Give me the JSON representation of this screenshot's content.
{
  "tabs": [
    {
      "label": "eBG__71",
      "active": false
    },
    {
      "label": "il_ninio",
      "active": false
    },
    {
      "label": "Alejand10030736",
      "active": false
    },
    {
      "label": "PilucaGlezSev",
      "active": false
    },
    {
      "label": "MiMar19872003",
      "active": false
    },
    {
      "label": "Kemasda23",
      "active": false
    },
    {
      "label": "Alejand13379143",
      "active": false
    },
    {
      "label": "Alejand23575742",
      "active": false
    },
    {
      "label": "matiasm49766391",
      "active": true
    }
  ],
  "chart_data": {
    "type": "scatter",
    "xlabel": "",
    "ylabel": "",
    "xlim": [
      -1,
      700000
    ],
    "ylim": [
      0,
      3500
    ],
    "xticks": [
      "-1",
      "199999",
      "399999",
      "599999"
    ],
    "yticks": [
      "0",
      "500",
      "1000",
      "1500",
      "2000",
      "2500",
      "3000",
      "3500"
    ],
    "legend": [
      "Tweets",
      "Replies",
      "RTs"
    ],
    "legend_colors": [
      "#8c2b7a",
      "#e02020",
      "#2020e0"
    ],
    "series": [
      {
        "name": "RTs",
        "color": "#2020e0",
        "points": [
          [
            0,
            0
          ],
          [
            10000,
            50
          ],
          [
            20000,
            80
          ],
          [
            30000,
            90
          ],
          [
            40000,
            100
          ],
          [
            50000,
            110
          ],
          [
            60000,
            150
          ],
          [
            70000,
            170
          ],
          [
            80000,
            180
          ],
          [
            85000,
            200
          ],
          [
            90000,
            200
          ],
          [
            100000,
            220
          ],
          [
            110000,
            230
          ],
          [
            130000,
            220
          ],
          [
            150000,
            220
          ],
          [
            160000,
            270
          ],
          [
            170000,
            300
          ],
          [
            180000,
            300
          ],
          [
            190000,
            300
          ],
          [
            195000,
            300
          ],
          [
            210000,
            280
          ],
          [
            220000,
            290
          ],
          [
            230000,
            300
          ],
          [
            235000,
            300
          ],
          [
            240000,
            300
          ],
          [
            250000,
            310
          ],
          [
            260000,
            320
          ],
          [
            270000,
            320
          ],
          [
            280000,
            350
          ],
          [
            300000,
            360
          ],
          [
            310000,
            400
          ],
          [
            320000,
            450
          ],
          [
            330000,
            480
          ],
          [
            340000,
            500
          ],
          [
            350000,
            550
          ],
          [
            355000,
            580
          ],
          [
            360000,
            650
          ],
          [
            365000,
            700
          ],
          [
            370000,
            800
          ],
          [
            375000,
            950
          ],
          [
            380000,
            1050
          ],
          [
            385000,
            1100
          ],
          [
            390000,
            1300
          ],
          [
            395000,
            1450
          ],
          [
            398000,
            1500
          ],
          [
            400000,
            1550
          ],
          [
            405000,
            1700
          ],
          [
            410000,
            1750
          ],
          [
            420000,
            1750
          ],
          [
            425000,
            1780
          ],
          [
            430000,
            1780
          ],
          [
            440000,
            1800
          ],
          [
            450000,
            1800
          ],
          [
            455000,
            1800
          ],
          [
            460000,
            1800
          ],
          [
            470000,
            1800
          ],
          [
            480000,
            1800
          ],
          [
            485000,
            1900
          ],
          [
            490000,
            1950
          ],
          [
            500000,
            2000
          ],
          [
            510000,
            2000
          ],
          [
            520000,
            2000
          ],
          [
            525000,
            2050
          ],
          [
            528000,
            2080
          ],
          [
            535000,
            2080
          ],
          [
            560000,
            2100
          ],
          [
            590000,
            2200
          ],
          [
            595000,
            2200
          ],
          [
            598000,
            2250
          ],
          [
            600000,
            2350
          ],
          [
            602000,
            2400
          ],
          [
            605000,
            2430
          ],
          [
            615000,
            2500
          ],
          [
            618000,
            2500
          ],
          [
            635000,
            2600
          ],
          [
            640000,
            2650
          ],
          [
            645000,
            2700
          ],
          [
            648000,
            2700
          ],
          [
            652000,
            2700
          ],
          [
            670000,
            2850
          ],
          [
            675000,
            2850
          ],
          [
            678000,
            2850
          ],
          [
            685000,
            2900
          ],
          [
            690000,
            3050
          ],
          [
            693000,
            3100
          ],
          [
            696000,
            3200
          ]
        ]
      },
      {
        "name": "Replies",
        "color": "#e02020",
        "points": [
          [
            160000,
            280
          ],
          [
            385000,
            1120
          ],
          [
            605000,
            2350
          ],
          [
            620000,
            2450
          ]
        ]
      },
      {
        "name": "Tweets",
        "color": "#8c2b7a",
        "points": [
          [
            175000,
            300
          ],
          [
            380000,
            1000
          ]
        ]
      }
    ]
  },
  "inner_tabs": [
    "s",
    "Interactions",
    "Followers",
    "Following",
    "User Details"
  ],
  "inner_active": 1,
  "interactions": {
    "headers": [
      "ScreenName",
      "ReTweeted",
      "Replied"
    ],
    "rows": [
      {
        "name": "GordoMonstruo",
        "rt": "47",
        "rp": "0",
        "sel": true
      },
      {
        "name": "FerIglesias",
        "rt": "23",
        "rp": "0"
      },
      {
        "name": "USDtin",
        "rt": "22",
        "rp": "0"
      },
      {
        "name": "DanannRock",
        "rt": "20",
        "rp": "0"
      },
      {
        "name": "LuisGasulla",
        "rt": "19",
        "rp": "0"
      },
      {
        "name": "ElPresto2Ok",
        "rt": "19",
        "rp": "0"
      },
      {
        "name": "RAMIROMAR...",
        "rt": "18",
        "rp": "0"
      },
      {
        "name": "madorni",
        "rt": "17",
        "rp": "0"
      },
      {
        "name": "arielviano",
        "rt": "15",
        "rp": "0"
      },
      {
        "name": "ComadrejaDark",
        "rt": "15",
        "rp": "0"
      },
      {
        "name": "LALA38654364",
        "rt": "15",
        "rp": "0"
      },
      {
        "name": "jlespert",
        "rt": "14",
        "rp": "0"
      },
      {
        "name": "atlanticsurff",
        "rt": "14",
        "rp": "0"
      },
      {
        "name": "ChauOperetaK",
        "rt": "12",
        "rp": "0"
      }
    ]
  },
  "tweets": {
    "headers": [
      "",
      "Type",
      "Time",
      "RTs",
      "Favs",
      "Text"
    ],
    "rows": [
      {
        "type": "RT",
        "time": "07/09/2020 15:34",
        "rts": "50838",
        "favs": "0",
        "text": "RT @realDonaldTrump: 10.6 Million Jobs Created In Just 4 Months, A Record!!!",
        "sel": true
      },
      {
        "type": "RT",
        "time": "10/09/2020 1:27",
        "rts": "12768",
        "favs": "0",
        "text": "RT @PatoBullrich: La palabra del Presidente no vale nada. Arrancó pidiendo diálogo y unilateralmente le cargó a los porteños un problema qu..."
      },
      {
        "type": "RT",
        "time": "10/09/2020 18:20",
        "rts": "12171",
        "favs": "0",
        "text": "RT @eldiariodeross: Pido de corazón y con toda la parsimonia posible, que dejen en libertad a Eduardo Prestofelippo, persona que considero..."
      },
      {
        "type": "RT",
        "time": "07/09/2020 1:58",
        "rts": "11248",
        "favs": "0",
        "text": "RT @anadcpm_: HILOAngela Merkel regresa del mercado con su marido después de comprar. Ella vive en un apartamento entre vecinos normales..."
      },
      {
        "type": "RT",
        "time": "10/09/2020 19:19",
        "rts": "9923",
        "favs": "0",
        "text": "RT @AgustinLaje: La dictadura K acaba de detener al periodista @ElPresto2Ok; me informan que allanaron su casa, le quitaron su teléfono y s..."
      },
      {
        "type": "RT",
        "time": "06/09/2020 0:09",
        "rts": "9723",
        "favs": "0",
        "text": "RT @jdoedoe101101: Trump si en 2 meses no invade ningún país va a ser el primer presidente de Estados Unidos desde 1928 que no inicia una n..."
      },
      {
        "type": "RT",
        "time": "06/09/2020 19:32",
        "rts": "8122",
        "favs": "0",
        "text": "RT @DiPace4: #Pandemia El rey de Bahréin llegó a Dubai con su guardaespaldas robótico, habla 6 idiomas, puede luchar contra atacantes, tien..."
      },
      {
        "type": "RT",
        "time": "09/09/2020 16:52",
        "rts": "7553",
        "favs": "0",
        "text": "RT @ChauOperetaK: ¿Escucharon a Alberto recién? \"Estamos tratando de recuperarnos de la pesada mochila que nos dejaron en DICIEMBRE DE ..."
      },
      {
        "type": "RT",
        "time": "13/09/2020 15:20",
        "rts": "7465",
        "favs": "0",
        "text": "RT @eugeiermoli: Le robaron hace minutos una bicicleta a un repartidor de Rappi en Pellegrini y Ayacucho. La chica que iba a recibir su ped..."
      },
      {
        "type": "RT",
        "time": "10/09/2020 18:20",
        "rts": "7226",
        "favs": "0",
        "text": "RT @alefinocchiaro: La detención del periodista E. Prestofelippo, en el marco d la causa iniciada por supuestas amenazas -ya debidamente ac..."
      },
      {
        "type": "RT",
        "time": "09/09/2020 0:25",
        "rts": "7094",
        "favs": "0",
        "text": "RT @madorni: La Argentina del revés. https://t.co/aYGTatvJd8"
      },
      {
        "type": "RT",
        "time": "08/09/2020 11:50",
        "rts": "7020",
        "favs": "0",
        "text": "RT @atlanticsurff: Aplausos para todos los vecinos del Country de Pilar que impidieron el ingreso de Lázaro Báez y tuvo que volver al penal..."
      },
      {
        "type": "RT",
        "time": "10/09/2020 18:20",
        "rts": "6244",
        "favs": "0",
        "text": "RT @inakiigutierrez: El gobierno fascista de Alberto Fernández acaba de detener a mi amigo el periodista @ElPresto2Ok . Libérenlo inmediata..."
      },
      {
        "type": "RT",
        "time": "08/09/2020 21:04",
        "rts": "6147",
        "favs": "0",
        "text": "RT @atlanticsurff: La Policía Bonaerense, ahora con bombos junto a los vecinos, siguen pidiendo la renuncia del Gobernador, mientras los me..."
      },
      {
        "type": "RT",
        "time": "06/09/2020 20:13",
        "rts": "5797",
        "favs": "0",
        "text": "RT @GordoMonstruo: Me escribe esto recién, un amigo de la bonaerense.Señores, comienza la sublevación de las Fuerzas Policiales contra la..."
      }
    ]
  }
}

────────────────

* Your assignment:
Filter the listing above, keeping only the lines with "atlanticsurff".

* Exercise output:
        "name": "atlanticsurff",
        "text": "RT @atlanticsurff: Aplausos para todos los vecinos del Country de Pilar que impidieron el ingreso de Lázaro Báez y tuvo que volver al penal..."
        "text": "RT @atlanticsurff: La Policía Bonaerense, ahora con bombos junto a los vecinos, siguen pidiendo la renuncia del Gobernador, mientras los me..."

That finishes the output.